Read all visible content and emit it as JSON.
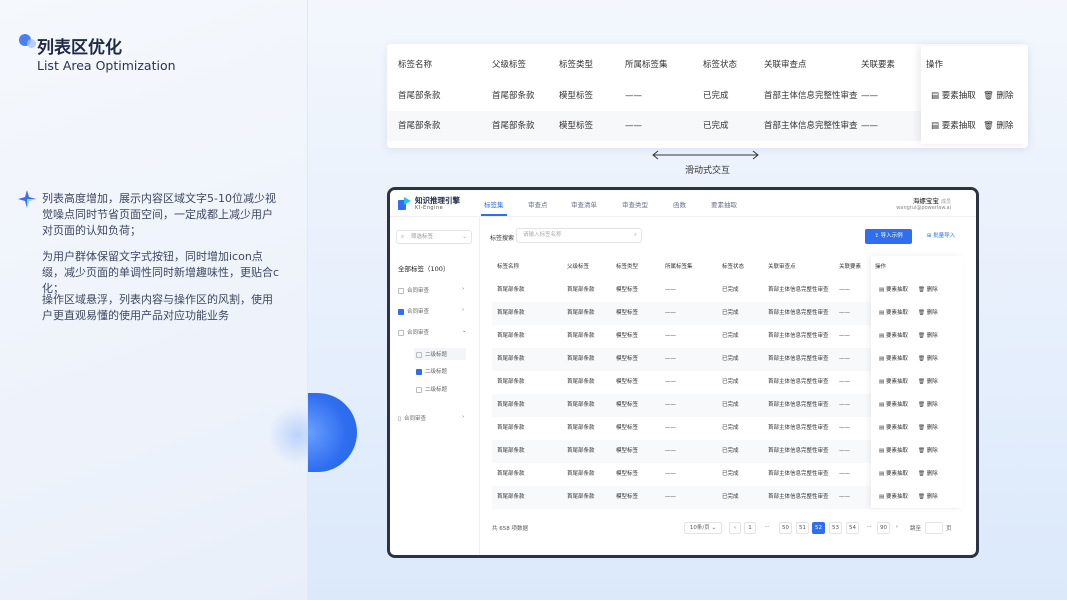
{
  "slide": {
    "title_cn": "列表区优化",
    "title_en": "List Area Optimization",
    "paragraphs": [
      "列表高度增加，展示内容区域文字5-10位减少视觉噪点同时节省页面空间，一定成都上减少用户对页面的认知负荷；",
      "为用户群体保留文字式按钮，同时增加icon点缀，减少页面的单调性同时新增趣味性，更贴合c化；",
      "操作区域悬浮，列表内容与操作区的风割，使用户更直观易懂的使用产品对应功能业务"
    ],
    "scroll_caption": "滑动式交互"
  },
  "strip_table": {
    "headers": [
      "标签名称",
      "父级标签",
      "标签类型",
      "所属标签集",
      "标签状态",
      "关联审查点",
      "关联要素",
      "操作"
    ],
    "rows": [
      [
        "首尾部条款",
        "首尾部条款",
        "模型标签",
        "——",
        "已完成",
        "首部主体信息完整性审查",
        "——"
      ],
      [
        "首尾部条款",
        "首尾部条款",
        "模型标签",
        "——",
        "已完成",
        "首部主体信息完整性审查",
        "——"
      ]
    ],
    "op_extract": "要素抽取",
    "op_delete": "删除"
  },
  "app": {
    "brand": "知识推理引擎",
    "brand_sub": "KI-Engine",
    "nav_tabs": [
      "标签集",
      "审查点",
      "审查清单",
      "审查类型",
      "函数",
      "要素抽取"
    ],
    "active_tab": 0,
    "user_name": "海螺宝宝",
    "user_role": "成员",
    "user_email": "wangrui@powerlaw.ai",
    "sidebar": {
      "search_placeholder": "筛选标签",
      "all_label": "全部标签（100）",
      "items": [
        {
          "label": "合同审查",
          "checked": false
        },
        {
          "label": "合同审查",
          "checked": true
        },
        {
          "label": "合同审查",
          "checked": false
        }
      ],
      "children": [
        {
          "label": "二级标题",
          "checked": false
        },
        {
          "label": "二级标题",
          "checked": true
        },
        {
          "label": "二级标题",
          "checked": false
        }
      ],
      "last_item": "合同审查"
    },
    "filter_label": "标签搜索",
    "filter_placeholder": "请输入标签名称",
    "import_example": "导入示例",
    "batch_import": "批量导入",
    "table_headers": [
      "标签名称",
      "父级标签",
      "标签类型",
      "所属标签集",
      "标签状态",
      "关联审查点",
      "关联要素",
      "操作"
    ],
    "row": [
      "首尾部条款",
      "首尾部条款",
      "模型标签",
      "——",
      "已完成",
      "首部主体信息完整性审查",
      "——"
    ],
    "row_count": 10,
    "op_extract": "要素抽取",
    "op_delete": "删除",
    "total": "共 658 项数据",
    "page_size": "10条/页",
    "pages": [
      "1",
      "···",
      "50",
      "51",
      "52",
      "53",
      "54",
      "···",
      "90"
    ],
    "current_page": "52",
    "jump_label": "跳至",
    "page_unit": "页"
  }
}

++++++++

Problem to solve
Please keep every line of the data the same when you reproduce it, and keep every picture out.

Reply
Read all visible content and emit it as JSON.
{
  "slide": {
    "title_cn": "列表区优化",
    "title_en": "List Area Optimization",
    "paragraphs": [
      "列表高度增加，展示内容区域文字5-10位减少视觉噪点同时节省页面空间，一定成都上减少用户对页面的认知负荷；",
      "为用户群体保留文字式按钮，同时增加icon点缀，减少页面的单调性同时新增趣味性，更贴合c化；",
      "操作区域悬浮，列表内容与操作区的风割，使用户更直观易懂的使用产品对应功能业务"
    ],
    "scroll_caption": "滑动式交互"
  },
  "strip_table": {
    "headers": [
      "标签名称",
      "父级标签",
      "标签类型",
      "所属标签集",
      "标签状态",
      "关联审查点",
      "关联要素",
      "操作"
    ],
    "rows": [
      [
        "首尾部条款",
        "首尾部条款",
        "模型标签",
        "——",
        "已完成",
        "首部主体信息完整性审查",
        "——"
      ],
      [
        "首尾部条款",
        "首尾部条款",
        "模型标签",
        "——",
        "已完成",
        "首部主体信息完整性审查",
        "——"
      ]
    ],
    "op_extract": "要素抽取",
    "op_delete": "删除"
  },
  "app": {
    "brand": "知识推理引擎",
    "brand_sub": "KI-Engine",
    "nav_tabs": [
      "标签集",
      "审查点",
      "审查清单",
      "审查类型",
      "函数",
      "要素抽取"
    ],
    "active_tab": 0,
    "user_name": "海螺宝宝",
    "user_role": "成员",
    "user_email": "wangrui@powerlaw.ai",
    "sidebar": {
      "search_placeholder": "筛选标签",
      "all_label": "全部标签（100）",
      "items": [
        {
          "label": "合同审查",
          "checked": false
        },
        {
          "label": "合同审查",
          "checked": true
        },
        {
          "label": "合同审查",
          "checked": false
        }
      ],
      "children": [
        {
          "label": "二级标题",
          "checked": false
        },
        {
          "label": "二级标题",
          "checked": true
        },
        {
          "label": "二级标题",
          "checked": false
        }
      ],
      "last_item": "合同审查"
    },
    "filter_label": "标签搜索",
    "filter_placeholder": "请输入标签名称",
    "import_example": "导入示例",
    "batch_import": "批量导入",
    "table_headers": [
      "标签名称",
      "父级标签",
      "标签类型",
      "所属标签集",
      "标签状态",
      "关联审查点",
      "关联要素",
      "操作"
    ],
    "row": [
      "首尾部条款",
      "首尾部条款",
      "模型标签",
      "——",
      "已完成",
      "首部主体信息完整性审查",
      "——"
    ],
    "row_count": 10,
    "op_extract": "要素抽取",
    "op_delete": "删除",
    "total": "共 658 项数据",
    "page_size": "10条/页",
    "pages": [
      "1",
      "···",
      "50",
      "51",
      "52",
      "53",
      "54",
      "···",
      "90"
    ],
    "current_page": "52",
    "jump_label": "跳至",
    "page_unit": "页"
  }
}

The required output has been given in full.